Librarians Work To Keep Collection Current

Clothes. Cars. Computers. They don’t last forever, succumbing to wear and tear, obsolescence, or shifts in interests and tastes.

It’s the same with library books. The Kansas City Public Library counts some 747,000 items in its collection, housing close to half of them in its downtown Central Library. They age. Some are torn or stained. Others languish on the shelves, unnoticed or unneeded by patrons for years. If not timeless classics, it might be time for them to go.

The formal term for removing materials that have outlived their usefulness is deaccession. Informally, libraries call it weeding. “It’s an essential part of maintaining and managing your collection,” says Debbie Stoppello, the Kansas City Public Library’s collection development manager. “If you didn’t weed your garden, it would get overrun. It’s the same premise.”

The Library uses a two-pronged approach. Librarians at its 10 locations keep an eye out daily for damaged or outdated books that might be candidates for removal from the collection – what Stoppello calls “a serendipitous type of weeding.” And there is active weeding, a more focused and concerted effort to evaluate the Library’s holdings and identify what perhaps should be culled. The Central Library is in the midst of its first such undertaking since moving into the former First National Bank Building at 10th and Baltimore in 2004.

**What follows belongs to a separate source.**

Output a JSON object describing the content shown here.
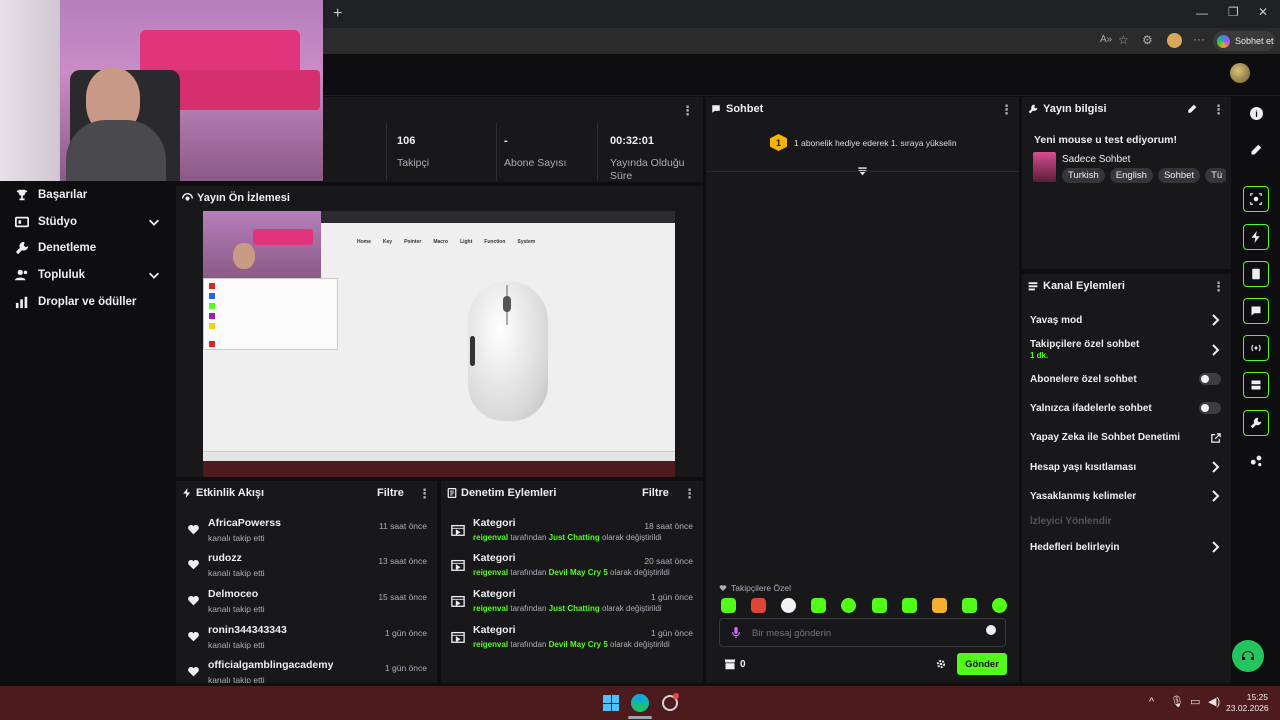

Originally planned to take place over a couple of years, the thorough, long-overdue weeding at Central has been accelerated as the Library does some rearranging and makes room for a new, first-floor technology center. From February through the end of June, according to Central Director Lillie Brack, some 30,000 items had been removed. But the past year also has seen the addition of more than 39,000 items.

All told, the Central Library was home to more than 365,000 shelf-ready items at the start of its new fiscal year in July.

Weeding is no simple process. The Library carefully spells out its guidelines for evaluating and withdrawing materials. They must be deemed obsolete – the subject matter no longer timely, accurate, or relevant. Or they’re found to be damaged or in otherwise poor condition. Or they’re completely ignored by patrons, not checked out for years. Or there’s a space crunch.

Reference librarians do the evaluating, with five of the seven at Central pulled into its current weeding project.

Reference librarian Judy Klamm evaluates books while weeding at the Central Library.

“I’ll look at the dead list,” says Carol Bruegging, a reference librarian at Central for 25 years, “and pull some of those books out and say, ‘Yeah, that can go. It’s not being used; I see it hasn’t been checked out. It’s kind of ratty looking. Maybe the cover is gone. Others, they’re on the dead list and I think, ‘You know, that was an important author, (maybe) an important person in child development. I don’t care if it hasn’t been checked out. It’s staying. It needs to be part of the collection.’

“Everything on the dead list isn’t going to go. And some things that aren’t on the dead list are going to go.”

Says Stoppello, “We are not an aggressive weeding library. … We make every effort to keep a book and give it a long life.”

Or give it a new life.

A book that’s no longer fit for Central might find a home in one of the Kansas City Public Library’s nine branch locations. Many history titles are relocated to its Missouri Valley Special Collections.

Others have gone or will go to the National World War I Museum and Memorial, the Jackson County Family Court Juvenile Detention Center, the Midwest Center for Holocaust Education, area nursing homes, senior centers, and smaller Missouri libraries. Many children’s books in good condition wind up in preschools and child-care facilities as part of the Library’s Books to Go program.

The remainder go the Friends of the Library to be featured, if usable, in their annual series of book sales. What they can’t use is shipped to the Rehabilitation Institute of Kansas City, which sells what it can—tens of thousands of books in the past 2½ years—and recycles the rest.

A candidate for weeding: a history of silversmiths’ art in Great Britain and Ireland, published in 1936
and showing its age.

“There are so many chances a book gets to have a new life,” Stoppello says. “And many of them do get new life.”

The Library’s aim is to complete its extensive weeding in Central by the end of August. The result should be a more vibrant, more relevant, more accessible collection.

Nationally, libraries often see circulation spike after a weeding project as their patrons no longer have to sort through aging or unwanted titles in search of something they want or like. “It’s like getting out the deadwood,” Brack says. “You can’t browse a popular area if every second or third book is something old and moldy and outdated.”

“We want to keep our collection viable so it is meeting our patrons’ needs with material that is relevant, up to date, of interest, and in reasonably good physical condition. … It’s a continuous cycle.”

Steve Wieberg, Department of Public Affairs